casilinum Roller, A Guide to the Geography of Pliny the Elder (2022) 149
di manes Duffalo, The Ghosts of the Past: Latin Literature, the Dead, and Rome's Transition to a Principate (2006) 110
dido Duffalo, The Ghosts of the Past: Latin Literature, the Dead, and Rome's Transition to a Principate (2006) 110
ennius, tentatively deduced as model Günther, Brill's Companion to Horace (2012) 117
epicurus, epicureanism Günther, Brill's Companion to Horace (2012) 117
euripides Duffalo, The Ghosts of the Past: Latin Literature, the Dead, and Rome's Transition to a Principate (2006) 110
gastronomy Günther, Brill's Companion to Horace (2012) 117
hannibal Duffalo, The Ghosts of the Past: Latin Literature, the Dead, and Rome's Transition to a Principate (2006) 110
hannibal of carthage Roller, A Guide to the Geography of Pliny the Elder (2022) 149
homer Günther, Brill's Companion to Horace (2012) 117
horace, epodes Duffalo, The Ghosts of the Past: Latin Literature, the Dead, and Rome's Transition to a Principate (2006) 110

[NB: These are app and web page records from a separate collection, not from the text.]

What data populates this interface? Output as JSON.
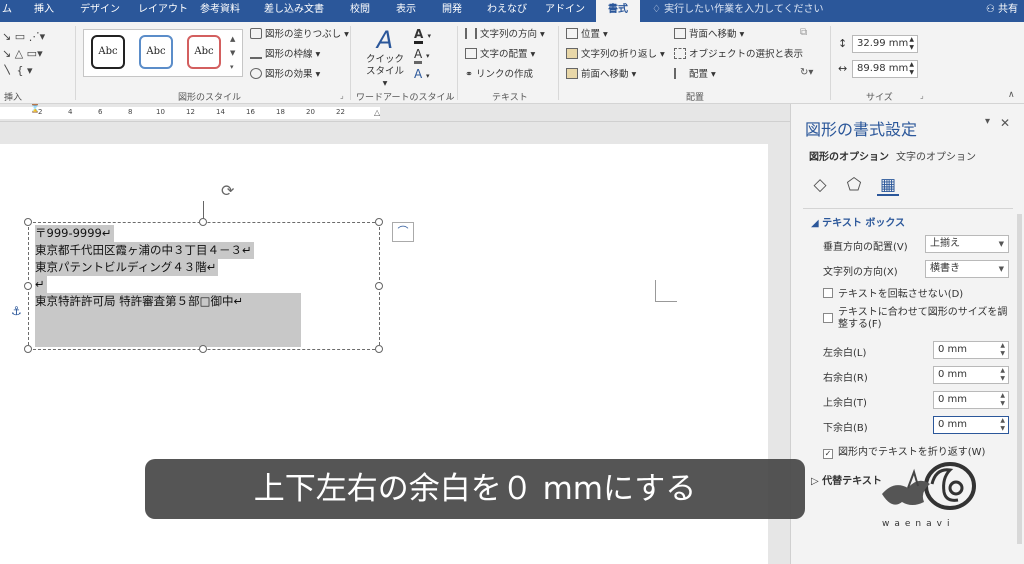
{
  "tabs": [
    {
      "label": "ム",
      "active": false
    },
    {
      "label": "挿入",
      "active": false
    },
    {
      "label": "デザイン",
      "active": false
    },
    {
      "label": "レイアウト",
      "active": false
    },
    {
      "label": "参考資料",
      "active": false
    },
    {
      "label": "差し込み文書",
      "active": false
    },
    {
      "label": "校閲",
      "active": false
    },
    {
      "label": "表示",
      "active": false
    },
    {
      "label": "開発",
      "active": false
    },
    {
      "label": "わえなび",
      "active": false
    },
    {
      "label": "アドイン",
      "active": false
    },
    {
      "label": "書式",
      "active": true
    }
  ],
  "tell_me": "実行したい作業を入力してください",
  "share": "共有",
  "colors": {
    "accent": "#2b579a",
    "selection": "#c8c8c8",
    "caption_bg": "#464646"
  },
  "ribbon": {
    "insert_group_label": "挿入",
    "shape_styles": {
      "label": "図形のスタイル",
      "preview_text": [
        "Abc",
        "Abc",
        "Abc"
      ],
      "fill": "図形の塗りつぶし",
      "outline": "図形の枠線",
      "effects": "図形の効果"
    },
    "wordart": {
      "label": "ワードアートのスタイル",
      "quick_style_1": "クイック",
      "quick_style_2": "スタイル",
      "glyph": "A"
    },
    "text": {
      "label": "テキスト",
      "direction": "文字列の方向",
      "align": "文字の配置",
      "link": "リンクの作成"
    },
    "arrange": {
      "label": "配置",
      "position": "位置",
      "wrap": "文字列の折り返し",
      "forward": "前面へ移動",
      "backward": "背面へ移動",
      "selection": "オブジェクトの選択と表示",
      "align": "配置"
    },
    "size": {
      "label": "サイズ",
      "height": "32.99 mm",
      "width": "89.98 mm"
    }
  },
  "ruler_numbers": [
    "2",
    "4",
    "6",
    "8",
    "10",
    "12",
    "14",
    "16",
    "18",
    "20",
    "22"
  ],
  "document": {
    "lines": [
      "〒999-9999↵",
      "東京都千代田区霞ヶ浦の中３丁目４－３↵",
      "東京パテントビルディング４３階↵",
      "↵",
      "東京特許許可局 特許審査第５部□御中↵"
    ]
  },
  "pane": {
    "title": "図形の書式設定",
    "tab_shape": "図形のオプション",
    "tab_text": "文字のオプション",
    "icons": [
      "fill-line-icon",
      "shape-effects-icon",
      "layout-properties-icon"
    ],
    "section": "テキスト ボックス",
    "vertical_align_label": "垂直方向の配置(V)",
    "vertical_align_value": "上揃え",
    "text_direction_label": "文字列の方向(X)",
    "text_direction_value": "横書き",
    "no_rotate_label": "テキストを回転させない(D)",
    "no_rotate_checked": false,
    "autofit_label_1": "テキストに合わせて図形のサイズを調整する(F)",
    "autofit_checked": false,
    "left_margin_label": "左余白(L)",
    "left_margin_value": "0 mm",
    "right_margin_label": "右余白(R)",
    "right_margin_value": "0 mm",
    "top_margin_label": "上余白(T)",
    "top_margin_value": "0 mm",
    "bottom_margin_label": "下余白(B)",
    "bottom_margin_value": "0 mm",
    "wrap_label": "図形内でテキストを折り返す(W)",
    "wrap_checked": true,
    "alt_text": "代替テキスト"
  },
  "caption": "上下左右の余白を０ mmにする",
  "logo_text": "waenavi"
}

italy (italia) Roller, A Guide to the Geography of Pliny the Elder (2022) 149
lake avernus Duffalo, The Ghosts of the Past: Latin Literature, the Dead, and Rome's Transition to a Principate (2006) 110
latium Roller, A Guide to the Geography of Pliny the Elder (2022) 149

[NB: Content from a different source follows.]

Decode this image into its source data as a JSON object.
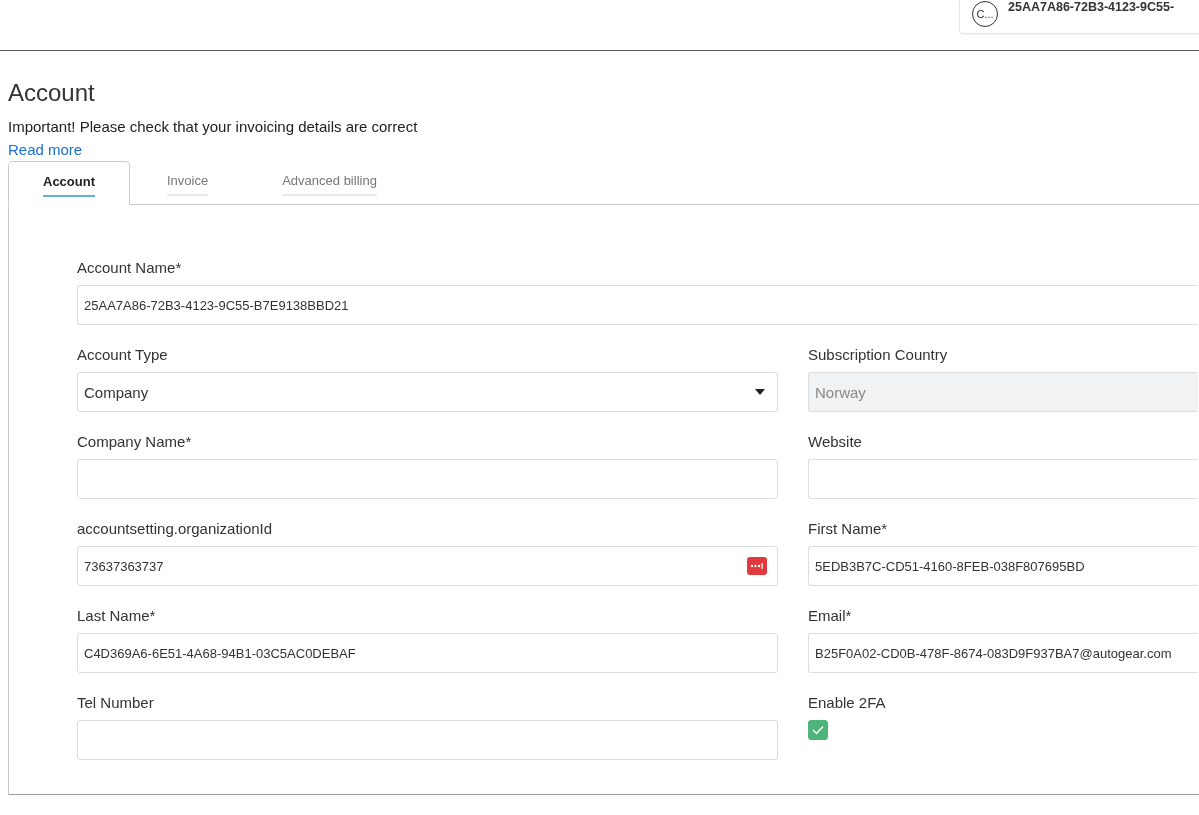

lucilius Günther, Brill's Companion to Horace (2012) 117
lucretius Günther, Brill's Companion to Horace (2012) 117
magic Duffalo, The Ghosts of the Past: Latin Literature, the Dead, and Rome's Transition to a Principate (2006) 110

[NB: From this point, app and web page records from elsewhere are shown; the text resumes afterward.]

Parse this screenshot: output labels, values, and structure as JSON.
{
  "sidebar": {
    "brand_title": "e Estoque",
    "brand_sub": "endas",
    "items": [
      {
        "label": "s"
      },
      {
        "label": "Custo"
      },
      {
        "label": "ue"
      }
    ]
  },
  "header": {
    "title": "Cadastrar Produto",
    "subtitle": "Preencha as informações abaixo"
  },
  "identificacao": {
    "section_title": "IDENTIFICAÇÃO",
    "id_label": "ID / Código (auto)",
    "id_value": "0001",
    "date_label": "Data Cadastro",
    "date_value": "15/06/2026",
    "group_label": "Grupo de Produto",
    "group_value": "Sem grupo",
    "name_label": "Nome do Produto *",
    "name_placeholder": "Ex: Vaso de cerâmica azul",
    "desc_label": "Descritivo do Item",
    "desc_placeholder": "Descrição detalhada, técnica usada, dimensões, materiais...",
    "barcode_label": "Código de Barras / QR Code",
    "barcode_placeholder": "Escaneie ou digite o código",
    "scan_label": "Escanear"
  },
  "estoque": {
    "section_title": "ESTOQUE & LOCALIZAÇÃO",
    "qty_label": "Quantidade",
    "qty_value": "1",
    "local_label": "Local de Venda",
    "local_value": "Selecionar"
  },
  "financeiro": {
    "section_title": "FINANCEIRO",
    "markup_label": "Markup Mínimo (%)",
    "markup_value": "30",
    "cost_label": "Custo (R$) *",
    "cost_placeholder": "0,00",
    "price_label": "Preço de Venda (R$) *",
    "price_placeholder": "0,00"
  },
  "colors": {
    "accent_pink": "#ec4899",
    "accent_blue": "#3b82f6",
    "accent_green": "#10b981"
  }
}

marsic (social) war Roller, A Guide to the Geography of Pliny the Elder (2022) 149
marus river Roller, A Guide to the Geography of Pliny the Elder (2022) 149
nola Roller, A Guide to the Geography of Pliny the Elder (2022) 149
picentines Roller, A Guide to the Geography of Pliny the Elder (2022) 149
picentinus ager Roller, A Guide to the Geography of Pliny the Elder (2022) 149
praeteritio Günther, Brill's Companion to Horace (2012) 117
rome (city) Roller, A Guide to the Geography of Pliny the Elder (2022) 149
rome (monuments and features in city), capitol (hill and temple) Roller, A Guide to the Geography of Pliny the Elder (2022) 149
rome (monuments and features in city), circus maximus Roller, A Guide to the Geography of Pliny the Elder (2022) 149
rome (monuments and features in city), gates of Roller, A Guide to the Geography of Pliny the Elder (2022) 149
rome (monuments and features in city), saturnia Roller, A Guide to the Geography of Pliny the Elder (2022) 149
rome (monuments and features in city), tarpeian rock Roller, A Guide to the Geography of Pliny the Elder (2022) 149
stabiae Roller, A Guide to the Geography of Pliny the Elder (2022) 149
taurania Roller, A Guide to the Geography of Pliny the Elder (2022) 149
vergil, aeneid Duffalo, The Ghosts of the Past: Latin Literature, the Dead, and Rome's Transition to a Principate (2006) 110
vergil, and stigmatization of magic Duffalo, The Ghosts of the Past: Latin Literature, the Dead, and Rome's Transition to a Principate (2006) 110
vesuvius, mt.' Roller, A Guide to the Geography of Pliny the Elder (2022) 149
witches Duffalo, The Ghosts of the Past: Latin Literature, the Dead, and Rome's Transition to a Principate (2006) 110